Air temperature of high altitude is considered as an important factor in both weather forecast and climate change research. Due to the increasing amount of attention that has been focused on these areas, it is desired that the accuracy of upper air temperature measurement can be reduced to 0.1 °C. During the day, direct solar radiation produces a considerable larger error on the temperature measurement, which has become the bottleneck when improving the accuracy of upper air radiosonde temperature sensors.
At present, experiments and theoretical calculations are the methods used to study the correction of solar radiation heating error. Unfortunately, it is difficult to setup a low-pressure radiation wind tunnel, which is crucial for these experiments. The Reynolds number is a key physical parameter for calculating solar radiation errors. This parameter is influenced by ascend velocity, air density, geometry of the bead and leads, thermal conductivities of the materials, and a number of factors. Nevertheless, this number has long been obtained by empirical estimation.

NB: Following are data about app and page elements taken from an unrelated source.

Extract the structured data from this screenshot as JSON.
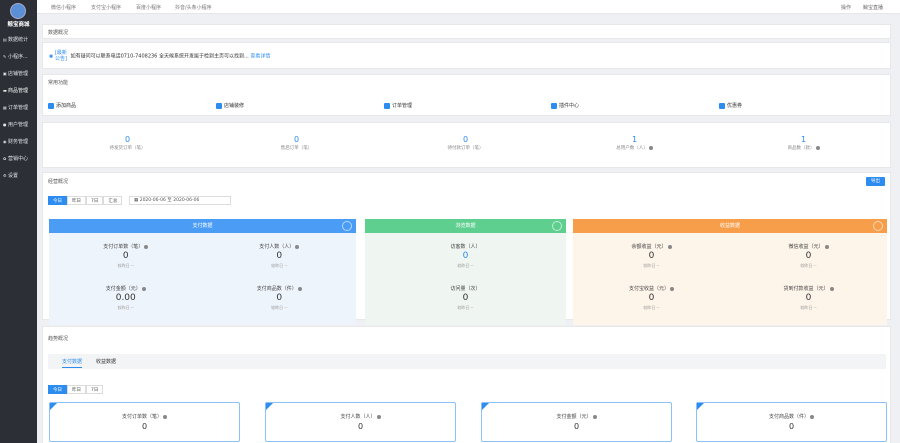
{
  "app": {
    "name": "鲸宝商城"
  },
  "sidebar": {
    "items": [
      {
        "icon": "chart-icon",
        "label": "数据统计"
      },
      {
        "icon": "mini-program-icon",
        "label": "小程序..."
      },
      {
        "icon": "store-icon",
        "label": "店铺管理"
      },
      {
        "icon": "product-icon",
        "label": "商品管理"
      },
      {
        "icon": "order-icon",
        "label": "订单管理"
      },
      {
        "icon": "user-icon",
        "label": "用户管理"
      },
      {
        "icon": "finance-icon",
        "label": "财务管理"
      },
      {
        "icon": "marketing-icon",
        "label": "营销中心"
      },
      {
        "icon": "gear-icon",
        "label": "设置"
      }
    ]
  },
  "topnav": {
    "tabs": [
      "微信小程序",
      "支付宝小程序",
      "百度小程序",
      "抖音/头条小程序"
    ],
    "help": "操作",
    "user": "鲸宝直播"
  },
  "overview": {
    "title": "数据概况",
    "notice_tag": "[最新公告]",
    "notice_text": "如有疑问可以联系电话0710-7408236 全天候系统开发属于检到主页可以找到...",
    "notice_more": "查看详情"
  },
  "functions": {
    "title": "常用功能",
    "items": [
      "添加商品",
      "店铺装修",
      "订单管理",
      "插件中心",
      "优惠券"
    ]
  },
  "stats": [
    {
      "value": "0",
      "label": "待发货订单（笔）",
      "help": false
    },
    {
      "value": "0",
      "label": "售后订单（笔）",
      "help": false
    },
    {
      "value": "0",
      "label": "待付款订单（笔）",
      "help": false
    },
    {
      "value": "1",
      "label": "总用户数（人）",
      "help": true
    },
    {
      "value": "1",
      "label": "商品数（款）",
      "help": true
    }
  ],
  "operations": {
    "title": "经营概况",
    "export": "导出",
    "ranges": [
      "今日",
      "昨日",
      "7日",
      "汇总"
    ],
    "date_start": "2020-06-06",
    "date_sep": "至",
    "date_end": "2020-06-06",
    "cards": [
      {
        "title": "支付数据",
        "color": "#4a9cf5",
        "bg": "#eef4fb",
        "cells": [
          {
            "t": "支付订单数（笔）",
            "v": "0",
            "c": "较昨日 --"
          },
          {
            "t": "支付人数（人）",
            "v": "0",
            "c": "较昨日 --"
          },
          {
            "t": "支付金额（元）",
            "v": "0.00",
            "c": "较昨日 --"
          },
          {
            "t": "支付商品数（件）",
            "v": "0",
            "c": "较昨日 --"
          }
        ]
      },
      {
        "title": "浏览数据",
        "color": "#5fcf8f",
        "bg": "#eff5f1",
        "cells": [
          {
            "t": "访客数（人）",
            "v": "0",
            "c": "较昨日 --"
          },
          {
            "t": "访问量（次）",
            "v": "0",
            "c": "较昨日 --"
          }
        ]
      },
      {
        "title": "收益数据",
        "color": "#f79e4a",
        "bg": "#fdf4ea",
        "cells": [
          {
            "t": "余额收益（元）",
            "v": "0",
            "c": "较昨日 --"
          },
          {
            "t": "微信收益（元）",
            "v": "0",
            "c": "较昨日 --"
          },
          {
            "t": "支付宝收益（元）",
            "v": "0",
            "c": "较昨日 --"
          },
          {
            "t": "货到付款收益（元）",
            "v": "0",
            "c": "较昨日 --"
          }
        ]
      }
    ]
  },
  "trend": {
    "title": "趋势概况",
    "tabs": [
      "支付数据",
      "收益数据"
    ],
    "ranges": [
      "今日",
      "昨日",
      "7日"
    ],
    "cards": [
      {
        "t": "支付订单数（笔）",
        "v": "0"
      },
      {
        "t": "支付人数（人）",
        "v": "0"
      },
      {
        "t": "支付金额（元）",
        "v": "0"
      },
      {
        "t": "支付商品数（件）",
        "v": "0"
      }
    ]
  }
}
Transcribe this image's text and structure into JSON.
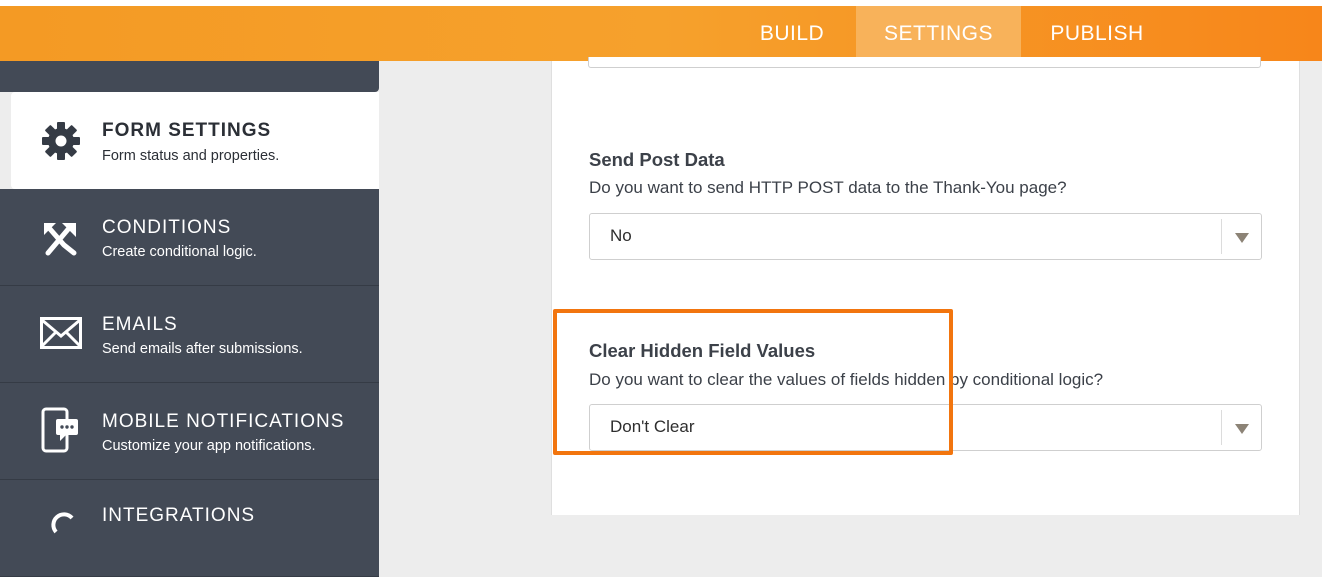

This paper proposes a new method of numerical simulation to improve the measurement accuracy of the temperature sensor and make up for the shortages of the traditional solutions. A computational fluid dynamics (CFD) method may solve computational problems of complex flow and heat transfer in various fields, and it is employed to simulate sounding environment from sea level to 32 km altitude. Physical parameters of a sensor, such as lead diameter, lead length, lead angles, lead materials, solar azimuths, solar elevation angles, the diameter size of the resistor body and the reflectivity of the surface coating, are analyzed. The modeling results of this method have a potential to scale the solar radiation errors down to roughly 0.1 °C magnitude.
CFD modeling of sounding temperature sensor
Bead thermistors are widely used in the arena of meteorological observation, since it has the advantages of small size, high sensitivity and the ability of heat. The bead thermistor climbs from sea level to an altitude of approximately 32 km. The atmospheric pressure decreases at least three orders of magnitude in the process, which affects the convective-conductive heat transfer of the temperature sensor significantly. The relationship between the air pressure and the altitude is given by the U.S. standard atmosphere published in 1976.
The bead thermistor has an irregular geometric shape. Hence it is necessary to use strong adaptive unstructured grid. In order to accurately capture the physical phenomena in the boundary layer, a boundary layer grid technology is implemented, which helps to improve the calculation simulation accuracy. The entire mesh of the bead thermistor model and the peripheral air domain is shown in Fig.1.
Numerical simulation results and analysis
a. Simulation of solar radiation as a function of solar elevation angles and azimuths
While time and hanging orientation of the radiosonde vary, the radiation angle changes as well. As shown in Fig.2.
Fig.3 displays the relationships between solar elevation angle, azimuth and solar radiation error from sea level to 32 km altitude. The solar radiation error and the altitude is approximately an exponential function, and the solar radiation error monotonically increases with altitude.
At sea level or near sea level, the discrepancy of the solar radiation error resulted from different sun elevation angles and azimuths are approximately 0.1 °C. As the altitude increases, this discrepancy increases rapidly. When the altitude is up to 32 km, the discrepancy of the radiation errors is up to 0.8 °C between the two radiation errors induced by two solar radiation orientations, which are X-axis direction and Z-axis direction, respectively. When the solar elevation angle is 90 °, the solar radiation error of the bead thermistor model is minimal.
b. Simulation of solar radiation as a function of lead materials
In order to discover how various lead materials influence solar radiation heating, five lead materials are studied. The solar radiation error as a function of various lead materials and altitude is illustrated in Fig.4. It can be reflected from the modeling results that relative low thermal conductivity of a lead material causes a relatively large solar radiation error. Pt lead material produces the largest solar radiation error, while Ag lead material generates the smallest error.
Figure1. The grids of the bead thermistor model and peripheral air domain
Figure2. Schematic of sun elevation angle and azimuth
Figure3. The discrepancy of the solar radiation errors of the different solar elevation angles, azimuths